→ **What you have to do**: From the entries, copy out every line in which the word "title" is found.

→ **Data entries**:
....
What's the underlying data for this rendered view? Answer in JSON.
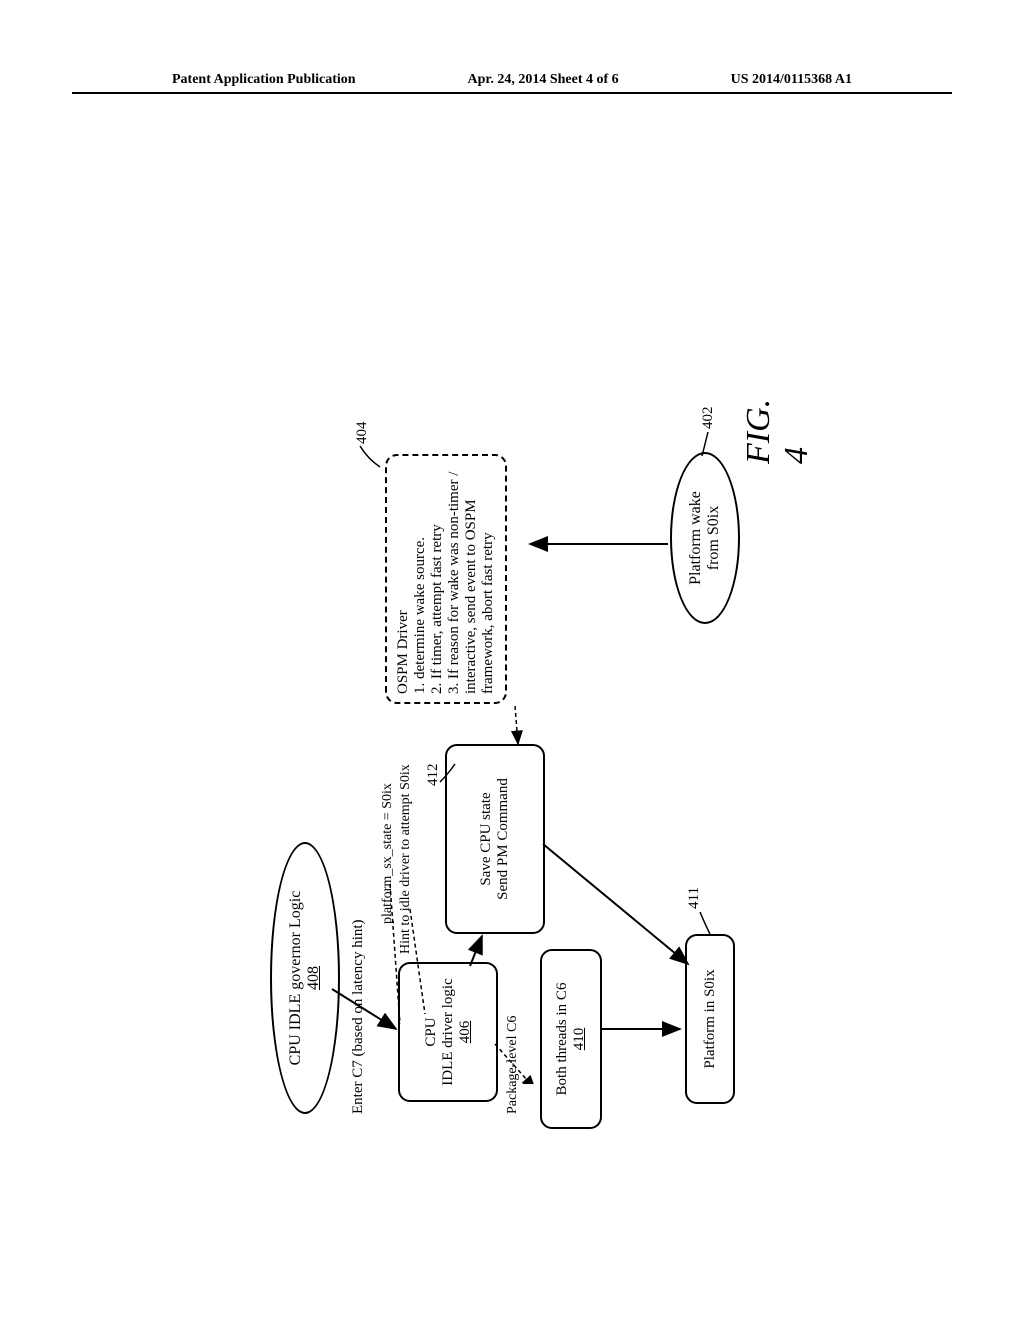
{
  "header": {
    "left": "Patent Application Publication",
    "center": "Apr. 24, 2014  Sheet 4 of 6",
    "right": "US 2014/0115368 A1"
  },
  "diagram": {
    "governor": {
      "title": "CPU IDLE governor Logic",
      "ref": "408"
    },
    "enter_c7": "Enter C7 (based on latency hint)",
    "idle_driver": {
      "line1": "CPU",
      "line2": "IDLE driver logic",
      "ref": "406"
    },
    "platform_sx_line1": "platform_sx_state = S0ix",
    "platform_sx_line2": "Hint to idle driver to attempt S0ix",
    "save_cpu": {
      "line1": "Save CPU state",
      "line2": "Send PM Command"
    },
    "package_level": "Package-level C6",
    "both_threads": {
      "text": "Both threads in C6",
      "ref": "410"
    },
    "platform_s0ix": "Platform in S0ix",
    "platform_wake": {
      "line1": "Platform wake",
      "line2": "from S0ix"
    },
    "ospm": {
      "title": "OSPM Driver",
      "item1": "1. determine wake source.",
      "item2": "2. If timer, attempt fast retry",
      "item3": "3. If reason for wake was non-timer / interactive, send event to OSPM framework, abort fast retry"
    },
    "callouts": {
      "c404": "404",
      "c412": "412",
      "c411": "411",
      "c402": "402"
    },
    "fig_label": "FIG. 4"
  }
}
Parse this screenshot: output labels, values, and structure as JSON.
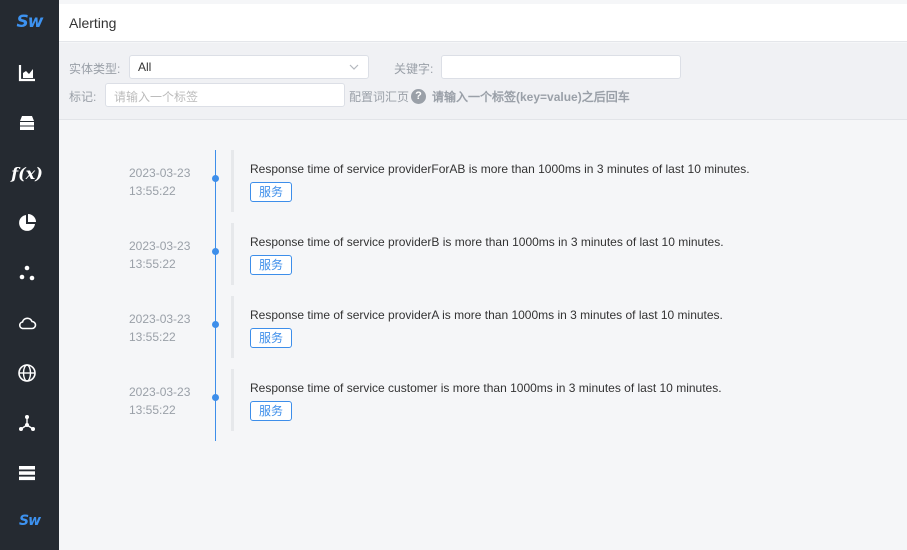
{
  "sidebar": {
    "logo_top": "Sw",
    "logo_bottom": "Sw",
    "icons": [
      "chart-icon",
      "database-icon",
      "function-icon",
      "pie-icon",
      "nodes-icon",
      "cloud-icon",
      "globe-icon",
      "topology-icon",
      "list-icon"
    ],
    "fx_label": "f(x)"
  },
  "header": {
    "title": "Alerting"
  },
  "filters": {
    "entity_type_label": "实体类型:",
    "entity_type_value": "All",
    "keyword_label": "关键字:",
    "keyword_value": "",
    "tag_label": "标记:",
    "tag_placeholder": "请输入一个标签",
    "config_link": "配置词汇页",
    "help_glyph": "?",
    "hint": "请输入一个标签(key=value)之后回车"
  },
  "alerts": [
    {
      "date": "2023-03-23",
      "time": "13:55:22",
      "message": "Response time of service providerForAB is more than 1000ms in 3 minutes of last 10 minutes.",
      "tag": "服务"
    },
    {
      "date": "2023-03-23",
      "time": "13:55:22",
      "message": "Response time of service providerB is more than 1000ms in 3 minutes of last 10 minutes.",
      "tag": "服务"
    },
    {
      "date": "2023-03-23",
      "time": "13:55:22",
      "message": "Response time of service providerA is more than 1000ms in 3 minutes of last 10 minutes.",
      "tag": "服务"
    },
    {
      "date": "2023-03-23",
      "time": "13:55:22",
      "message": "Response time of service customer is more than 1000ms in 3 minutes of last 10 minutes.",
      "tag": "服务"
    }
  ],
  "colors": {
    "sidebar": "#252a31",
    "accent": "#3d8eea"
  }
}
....
→ **Completed exercise**:
      "title": "CPU IDLE governor Logic",
      "title": "OSPM Driver",
    "title": "Alerting"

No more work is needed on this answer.